After conducting research—which can be from the literature, data analysis, or interviews (or all three)—the scholar produces a final policy memo which outlines the problem, the data, and recommended solutions. Topics can be of local or statewide significance, should be well-defined, subject to research, and of real concern to Maine or a segment of its people.

Faculty advisors meet regularly with the student throughout the year-long program. All scholars and academic advisors convene on at least three occasions. Scholars identify community practitioners who serve as mentors and as a “reality check” on the scholars’ work.


Peggy McKee

2020 Scholars and Topics:

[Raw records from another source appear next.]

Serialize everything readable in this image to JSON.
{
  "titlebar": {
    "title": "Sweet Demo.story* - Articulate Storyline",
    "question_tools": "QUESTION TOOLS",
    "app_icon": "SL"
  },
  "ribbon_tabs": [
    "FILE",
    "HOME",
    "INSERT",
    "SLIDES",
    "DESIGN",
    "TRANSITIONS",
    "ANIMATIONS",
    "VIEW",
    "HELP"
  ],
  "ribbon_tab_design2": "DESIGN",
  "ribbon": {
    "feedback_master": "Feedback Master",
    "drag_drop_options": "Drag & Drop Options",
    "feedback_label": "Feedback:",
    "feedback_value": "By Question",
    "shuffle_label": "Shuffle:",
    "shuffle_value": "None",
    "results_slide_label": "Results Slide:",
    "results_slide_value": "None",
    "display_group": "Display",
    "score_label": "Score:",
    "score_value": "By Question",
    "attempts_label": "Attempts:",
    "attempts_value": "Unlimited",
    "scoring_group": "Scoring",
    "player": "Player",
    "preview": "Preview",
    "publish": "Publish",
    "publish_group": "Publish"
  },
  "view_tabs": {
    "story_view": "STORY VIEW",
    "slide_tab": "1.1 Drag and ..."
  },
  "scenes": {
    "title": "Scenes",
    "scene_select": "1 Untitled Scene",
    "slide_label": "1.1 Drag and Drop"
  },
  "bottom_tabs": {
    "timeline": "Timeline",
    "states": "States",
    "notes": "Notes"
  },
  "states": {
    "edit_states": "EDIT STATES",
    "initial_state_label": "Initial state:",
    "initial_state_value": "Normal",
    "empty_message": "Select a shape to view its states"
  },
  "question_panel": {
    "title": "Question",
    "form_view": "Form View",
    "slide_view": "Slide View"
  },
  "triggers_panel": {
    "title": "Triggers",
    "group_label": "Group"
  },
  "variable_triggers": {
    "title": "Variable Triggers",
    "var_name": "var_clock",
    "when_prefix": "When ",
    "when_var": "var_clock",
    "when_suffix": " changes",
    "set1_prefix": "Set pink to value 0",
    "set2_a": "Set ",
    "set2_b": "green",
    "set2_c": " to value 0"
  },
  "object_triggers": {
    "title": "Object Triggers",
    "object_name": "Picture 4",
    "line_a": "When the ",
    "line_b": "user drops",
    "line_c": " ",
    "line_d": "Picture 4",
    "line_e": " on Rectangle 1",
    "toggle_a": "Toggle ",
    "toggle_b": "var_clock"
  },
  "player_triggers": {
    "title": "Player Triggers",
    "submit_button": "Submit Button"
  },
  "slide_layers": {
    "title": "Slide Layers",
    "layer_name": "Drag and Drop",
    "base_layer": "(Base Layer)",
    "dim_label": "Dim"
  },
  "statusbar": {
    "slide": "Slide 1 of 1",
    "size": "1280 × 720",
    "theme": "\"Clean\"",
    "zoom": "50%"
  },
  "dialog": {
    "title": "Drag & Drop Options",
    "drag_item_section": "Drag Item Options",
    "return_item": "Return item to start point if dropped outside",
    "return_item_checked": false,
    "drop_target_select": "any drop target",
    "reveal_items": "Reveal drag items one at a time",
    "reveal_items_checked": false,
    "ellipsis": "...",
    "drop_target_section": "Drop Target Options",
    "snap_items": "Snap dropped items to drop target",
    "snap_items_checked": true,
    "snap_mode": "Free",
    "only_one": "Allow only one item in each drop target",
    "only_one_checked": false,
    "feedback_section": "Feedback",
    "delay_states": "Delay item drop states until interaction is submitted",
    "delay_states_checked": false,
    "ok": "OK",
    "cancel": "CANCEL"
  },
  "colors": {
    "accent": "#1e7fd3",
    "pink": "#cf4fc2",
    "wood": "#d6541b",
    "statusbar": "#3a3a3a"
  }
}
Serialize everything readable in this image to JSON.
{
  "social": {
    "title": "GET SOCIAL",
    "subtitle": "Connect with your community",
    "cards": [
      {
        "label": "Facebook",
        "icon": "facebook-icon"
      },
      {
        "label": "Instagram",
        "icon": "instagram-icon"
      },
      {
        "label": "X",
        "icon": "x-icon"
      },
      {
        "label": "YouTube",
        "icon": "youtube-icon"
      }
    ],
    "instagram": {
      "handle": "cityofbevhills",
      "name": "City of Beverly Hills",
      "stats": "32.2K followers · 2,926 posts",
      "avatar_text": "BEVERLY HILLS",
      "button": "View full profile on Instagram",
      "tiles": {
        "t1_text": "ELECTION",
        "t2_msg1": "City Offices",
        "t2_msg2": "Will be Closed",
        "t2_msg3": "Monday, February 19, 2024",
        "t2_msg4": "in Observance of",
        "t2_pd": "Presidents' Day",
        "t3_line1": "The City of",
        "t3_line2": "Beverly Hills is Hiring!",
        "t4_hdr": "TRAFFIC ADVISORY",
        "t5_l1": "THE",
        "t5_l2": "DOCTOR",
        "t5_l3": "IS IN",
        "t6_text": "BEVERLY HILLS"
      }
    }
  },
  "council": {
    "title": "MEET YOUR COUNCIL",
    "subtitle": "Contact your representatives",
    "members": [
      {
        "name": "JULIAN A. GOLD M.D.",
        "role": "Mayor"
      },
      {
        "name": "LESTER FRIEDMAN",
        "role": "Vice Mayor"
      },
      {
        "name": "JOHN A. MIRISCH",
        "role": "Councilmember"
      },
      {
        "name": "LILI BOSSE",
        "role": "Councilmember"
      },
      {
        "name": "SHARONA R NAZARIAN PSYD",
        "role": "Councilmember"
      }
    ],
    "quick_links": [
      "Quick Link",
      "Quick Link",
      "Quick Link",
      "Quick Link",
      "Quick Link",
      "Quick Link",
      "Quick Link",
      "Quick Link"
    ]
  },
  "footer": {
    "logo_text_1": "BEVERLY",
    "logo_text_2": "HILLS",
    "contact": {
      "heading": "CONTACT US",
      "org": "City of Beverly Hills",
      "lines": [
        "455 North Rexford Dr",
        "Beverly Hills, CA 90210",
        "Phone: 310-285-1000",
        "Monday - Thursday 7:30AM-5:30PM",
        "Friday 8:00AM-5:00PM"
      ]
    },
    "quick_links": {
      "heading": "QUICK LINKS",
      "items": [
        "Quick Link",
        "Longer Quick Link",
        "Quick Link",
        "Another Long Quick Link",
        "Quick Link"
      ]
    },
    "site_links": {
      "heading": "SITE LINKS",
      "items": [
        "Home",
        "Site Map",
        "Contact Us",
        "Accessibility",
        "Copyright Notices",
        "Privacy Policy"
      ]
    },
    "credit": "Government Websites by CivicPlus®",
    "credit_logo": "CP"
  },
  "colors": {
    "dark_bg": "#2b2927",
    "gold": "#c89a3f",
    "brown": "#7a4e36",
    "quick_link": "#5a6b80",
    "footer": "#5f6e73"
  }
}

  • Celena Zacchai, University of Maine at Augusta
    “Increasing Access to Affordable Housing Options for Maine Seniors Through Comprehensive Navigation Services”
  • Ines Ngoga, University of Maine at Presque Isle
    “Improving University of Maine System Non-discrimination Policy and Practices”
  • Saja Indigo Hicks, University of Maine at Fort Kent
    “Reducing the Use of Insecticide in the Relationship of Potatoes and Aphids”
  • Emma McPhail, University of Maine at Machias
    “Effectiveness of Maine’s Needle Exchange Program Compared to Other States”
  • Dominique DiSpirito, University of Maine
    “Cultivating Community in the Commons: A call for natural resource management focused on community partnerships”